Ashby's vigorous reconnaissance and screening were strong factors in the success of Jackson's legendary campaign in the Shenandoah Valley in 1862. However, there were instances in which Ashby let Jackson down. At the First Battle of Kernstown, Jackson attacked a retreating Union column that Ashby had estimated to be four regiments of infantry, about the size of Jackson's force. It turned out to be an entire division of 9,000 men and Jackson was forced to retreat. At the First Battle of Winchester, as Union forces under Nathaniel P. Banks were retreating, Ashby failed to cut off their retreat because his troopers were plundering captured wagons. It is possible that the Union forces could have been substantially destroyed if it were not for this oversight or lack of discipline.

As Jackson's army withdrew from the pressure of John C. Frémont's superior forces, moving from Harrisonburg toward Port Republic, Ashby commanded the rear guard. On June 6, 1862, near Harrisonburg, the 1st New Jersey Cavalry attacked Ashby's position at Good's Farm. Although Ashby defeated the cavalry attack, a subsequent infantry engagement resulted in Ashby being shot through the heart, killing him instantly. (The origin of the fatal shot has been lost to history. Soldiers of the 13th Pennsylvania Reserve Infantry claimed credit, but some accounts blame friendly fire.)

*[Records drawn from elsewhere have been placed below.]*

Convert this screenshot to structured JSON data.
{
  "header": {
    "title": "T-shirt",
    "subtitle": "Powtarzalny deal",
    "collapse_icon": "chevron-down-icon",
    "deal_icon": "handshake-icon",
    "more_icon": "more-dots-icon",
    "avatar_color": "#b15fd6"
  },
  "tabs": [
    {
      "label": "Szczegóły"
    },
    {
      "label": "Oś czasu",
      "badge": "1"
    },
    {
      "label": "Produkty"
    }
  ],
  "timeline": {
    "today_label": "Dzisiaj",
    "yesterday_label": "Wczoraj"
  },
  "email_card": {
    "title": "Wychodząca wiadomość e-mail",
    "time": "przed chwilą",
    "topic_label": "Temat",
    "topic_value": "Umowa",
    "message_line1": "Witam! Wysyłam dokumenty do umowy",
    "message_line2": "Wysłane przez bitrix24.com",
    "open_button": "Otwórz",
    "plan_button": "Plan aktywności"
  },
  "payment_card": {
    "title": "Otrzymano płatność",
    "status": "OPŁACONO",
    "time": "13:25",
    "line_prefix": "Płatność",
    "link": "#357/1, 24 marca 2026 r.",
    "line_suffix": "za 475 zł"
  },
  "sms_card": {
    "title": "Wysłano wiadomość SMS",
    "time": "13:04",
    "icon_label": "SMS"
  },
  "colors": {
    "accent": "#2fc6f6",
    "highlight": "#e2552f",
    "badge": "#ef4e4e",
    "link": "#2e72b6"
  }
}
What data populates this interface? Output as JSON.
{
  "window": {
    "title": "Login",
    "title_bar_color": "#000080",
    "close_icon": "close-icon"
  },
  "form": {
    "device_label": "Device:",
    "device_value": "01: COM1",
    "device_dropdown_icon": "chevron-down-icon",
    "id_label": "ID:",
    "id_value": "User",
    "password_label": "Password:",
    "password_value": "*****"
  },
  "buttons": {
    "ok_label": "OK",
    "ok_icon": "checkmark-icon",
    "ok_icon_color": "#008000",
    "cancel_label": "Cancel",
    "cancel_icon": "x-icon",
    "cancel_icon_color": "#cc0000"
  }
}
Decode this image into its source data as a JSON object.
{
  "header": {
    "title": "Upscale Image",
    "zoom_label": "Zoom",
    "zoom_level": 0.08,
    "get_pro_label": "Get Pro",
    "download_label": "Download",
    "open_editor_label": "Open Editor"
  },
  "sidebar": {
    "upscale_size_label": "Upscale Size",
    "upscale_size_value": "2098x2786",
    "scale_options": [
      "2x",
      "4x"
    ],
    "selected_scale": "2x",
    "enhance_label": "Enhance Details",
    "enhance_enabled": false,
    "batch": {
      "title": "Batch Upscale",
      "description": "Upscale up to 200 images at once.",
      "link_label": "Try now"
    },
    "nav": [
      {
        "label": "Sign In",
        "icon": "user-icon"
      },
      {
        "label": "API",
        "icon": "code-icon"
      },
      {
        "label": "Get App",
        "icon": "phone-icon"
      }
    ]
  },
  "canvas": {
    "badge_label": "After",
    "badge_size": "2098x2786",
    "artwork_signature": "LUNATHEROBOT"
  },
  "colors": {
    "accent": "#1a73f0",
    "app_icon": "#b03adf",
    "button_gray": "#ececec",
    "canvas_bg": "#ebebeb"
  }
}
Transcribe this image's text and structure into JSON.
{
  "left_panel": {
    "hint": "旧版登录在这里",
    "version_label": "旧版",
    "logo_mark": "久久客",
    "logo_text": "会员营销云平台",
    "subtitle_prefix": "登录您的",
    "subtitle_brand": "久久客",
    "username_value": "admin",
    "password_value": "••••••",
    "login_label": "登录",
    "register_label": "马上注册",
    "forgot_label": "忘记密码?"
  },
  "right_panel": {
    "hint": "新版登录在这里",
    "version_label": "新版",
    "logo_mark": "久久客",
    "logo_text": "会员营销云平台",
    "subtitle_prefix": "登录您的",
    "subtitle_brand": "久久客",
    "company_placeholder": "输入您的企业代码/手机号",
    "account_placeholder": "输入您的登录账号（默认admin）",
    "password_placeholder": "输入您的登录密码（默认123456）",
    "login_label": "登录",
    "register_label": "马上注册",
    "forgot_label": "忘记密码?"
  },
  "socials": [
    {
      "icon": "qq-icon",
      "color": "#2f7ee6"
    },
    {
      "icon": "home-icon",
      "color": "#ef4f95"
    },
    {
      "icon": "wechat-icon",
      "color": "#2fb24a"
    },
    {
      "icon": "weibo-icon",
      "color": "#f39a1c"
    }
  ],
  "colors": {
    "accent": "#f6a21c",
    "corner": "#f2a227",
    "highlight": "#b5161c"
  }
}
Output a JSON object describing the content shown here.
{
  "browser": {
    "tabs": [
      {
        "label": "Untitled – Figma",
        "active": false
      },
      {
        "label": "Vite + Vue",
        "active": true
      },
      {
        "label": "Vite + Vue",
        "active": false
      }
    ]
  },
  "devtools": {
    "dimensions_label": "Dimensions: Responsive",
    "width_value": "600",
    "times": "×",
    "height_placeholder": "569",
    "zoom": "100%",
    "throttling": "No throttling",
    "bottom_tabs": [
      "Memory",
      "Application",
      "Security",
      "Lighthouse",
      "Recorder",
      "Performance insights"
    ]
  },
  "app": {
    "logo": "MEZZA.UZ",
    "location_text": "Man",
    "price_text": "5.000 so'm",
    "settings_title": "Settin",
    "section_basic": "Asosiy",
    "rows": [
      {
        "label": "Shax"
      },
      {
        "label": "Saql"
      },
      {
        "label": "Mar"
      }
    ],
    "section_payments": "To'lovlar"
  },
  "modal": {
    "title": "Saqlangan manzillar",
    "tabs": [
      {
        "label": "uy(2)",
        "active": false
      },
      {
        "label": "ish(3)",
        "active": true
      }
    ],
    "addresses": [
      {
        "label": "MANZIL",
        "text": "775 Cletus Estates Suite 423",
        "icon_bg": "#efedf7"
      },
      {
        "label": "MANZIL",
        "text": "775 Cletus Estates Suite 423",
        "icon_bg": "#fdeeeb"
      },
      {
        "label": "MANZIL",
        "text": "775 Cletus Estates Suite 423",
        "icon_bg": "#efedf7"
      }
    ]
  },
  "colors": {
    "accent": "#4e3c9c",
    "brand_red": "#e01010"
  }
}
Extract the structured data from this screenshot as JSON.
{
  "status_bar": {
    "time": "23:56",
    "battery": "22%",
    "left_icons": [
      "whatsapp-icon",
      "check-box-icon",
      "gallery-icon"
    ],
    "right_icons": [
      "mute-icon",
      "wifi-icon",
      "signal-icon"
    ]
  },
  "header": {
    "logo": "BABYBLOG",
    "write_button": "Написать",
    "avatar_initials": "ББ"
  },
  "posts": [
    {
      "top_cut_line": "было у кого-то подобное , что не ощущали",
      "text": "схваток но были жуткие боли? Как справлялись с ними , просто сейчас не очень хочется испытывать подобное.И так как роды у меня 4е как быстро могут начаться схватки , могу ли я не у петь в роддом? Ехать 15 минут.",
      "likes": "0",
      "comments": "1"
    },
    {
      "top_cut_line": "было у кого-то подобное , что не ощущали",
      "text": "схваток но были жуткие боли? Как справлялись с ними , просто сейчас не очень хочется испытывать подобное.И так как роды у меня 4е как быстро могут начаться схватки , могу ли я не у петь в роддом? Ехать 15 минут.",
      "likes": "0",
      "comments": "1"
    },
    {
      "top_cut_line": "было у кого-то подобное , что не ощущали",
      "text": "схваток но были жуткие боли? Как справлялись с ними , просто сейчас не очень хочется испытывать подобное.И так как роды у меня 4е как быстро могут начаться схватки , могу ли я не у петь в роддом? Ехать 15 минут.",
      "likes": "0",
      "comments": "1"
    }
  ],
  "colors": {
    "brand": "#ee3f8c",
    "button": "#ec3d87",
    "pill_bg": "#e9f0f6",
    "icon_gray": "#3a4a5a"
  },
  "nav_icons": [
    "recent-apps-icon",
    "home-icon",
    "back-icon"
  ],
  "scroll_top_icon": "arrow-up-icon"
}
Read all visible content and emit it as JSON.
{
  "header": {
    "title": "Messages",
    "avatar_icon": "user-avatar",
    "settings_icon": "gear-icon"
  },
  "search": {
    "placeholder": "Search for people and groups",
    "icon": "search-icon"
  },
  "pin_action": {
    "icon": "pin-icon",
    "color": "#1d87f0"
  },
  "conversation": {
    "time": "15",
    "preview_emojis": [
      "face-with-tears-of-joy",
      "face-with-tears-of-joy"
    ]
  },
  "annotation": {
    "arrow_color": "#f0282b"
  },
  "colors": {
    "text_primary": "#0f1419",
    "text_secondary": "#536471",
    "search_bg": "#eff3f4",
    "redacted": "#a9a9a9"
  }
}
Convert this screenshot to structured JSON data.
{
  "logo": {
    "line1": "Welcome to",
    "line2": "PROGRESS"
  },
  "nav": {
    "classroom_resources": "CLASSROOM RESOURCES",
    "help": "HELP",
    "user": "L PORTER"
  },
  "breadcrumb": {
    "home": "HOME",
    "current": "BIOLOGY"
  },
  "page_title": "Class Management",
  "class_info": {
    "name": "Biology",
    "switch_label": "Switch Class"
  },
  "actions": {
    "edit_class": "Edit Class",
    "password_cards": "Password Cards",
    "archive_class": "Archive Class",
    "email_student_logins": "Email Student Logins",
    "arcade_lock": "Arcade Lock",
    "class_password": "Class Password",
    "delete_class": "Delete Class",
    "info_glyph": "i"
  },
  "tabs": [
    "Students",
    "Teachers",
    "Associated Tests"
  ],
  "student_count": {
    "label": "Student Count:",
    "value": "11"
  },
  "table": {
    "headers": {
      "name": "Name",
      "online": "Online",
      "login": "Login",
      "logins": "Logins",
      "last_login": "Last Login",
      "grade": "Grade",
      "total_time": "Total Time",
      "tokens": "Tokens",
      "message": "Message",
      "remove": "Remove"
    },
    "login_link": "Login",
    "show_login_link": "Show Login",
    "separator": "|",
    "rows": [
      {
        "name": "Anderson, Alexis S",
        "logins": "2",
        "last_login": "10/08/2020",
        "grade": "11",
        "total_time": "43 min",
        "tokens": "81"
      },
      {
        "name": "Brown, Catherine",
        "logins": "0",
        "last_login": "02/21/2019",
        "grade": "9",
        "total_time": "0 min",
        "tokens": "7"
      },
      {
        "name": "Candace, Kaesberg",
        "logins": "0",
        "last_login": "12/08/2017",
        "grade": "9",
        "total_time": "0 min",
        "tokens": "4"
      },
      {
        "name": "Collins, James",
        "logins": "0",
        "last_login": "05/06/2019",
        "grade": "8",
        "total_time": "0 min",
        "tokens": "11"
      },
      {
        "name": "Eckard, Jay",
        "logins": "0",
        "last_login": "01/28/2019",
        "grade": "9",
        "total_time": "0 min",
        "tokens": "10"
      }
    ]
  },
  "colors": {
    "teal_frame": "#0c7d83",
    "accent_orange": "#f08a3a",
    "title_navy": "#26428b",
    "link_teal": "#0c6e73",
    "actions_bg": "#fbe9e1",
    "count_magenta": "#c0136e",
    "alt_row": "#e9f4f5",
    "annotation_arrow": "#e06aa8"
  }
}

Stonewall Jackson's report of the engagement sums up the man: "As a partisan officer I never knew his superior; his daring was proverbial; his powers of endurance almost incredible; his tone of character heroic, and his sagacity almost intuitive in divining the purposes and movements of the enemy."

Ashby was buried at the University of Virginia Cemetery, but in October, 1866, his body was reinterred at the Stonewall Cemetery in Winchester, Virginia.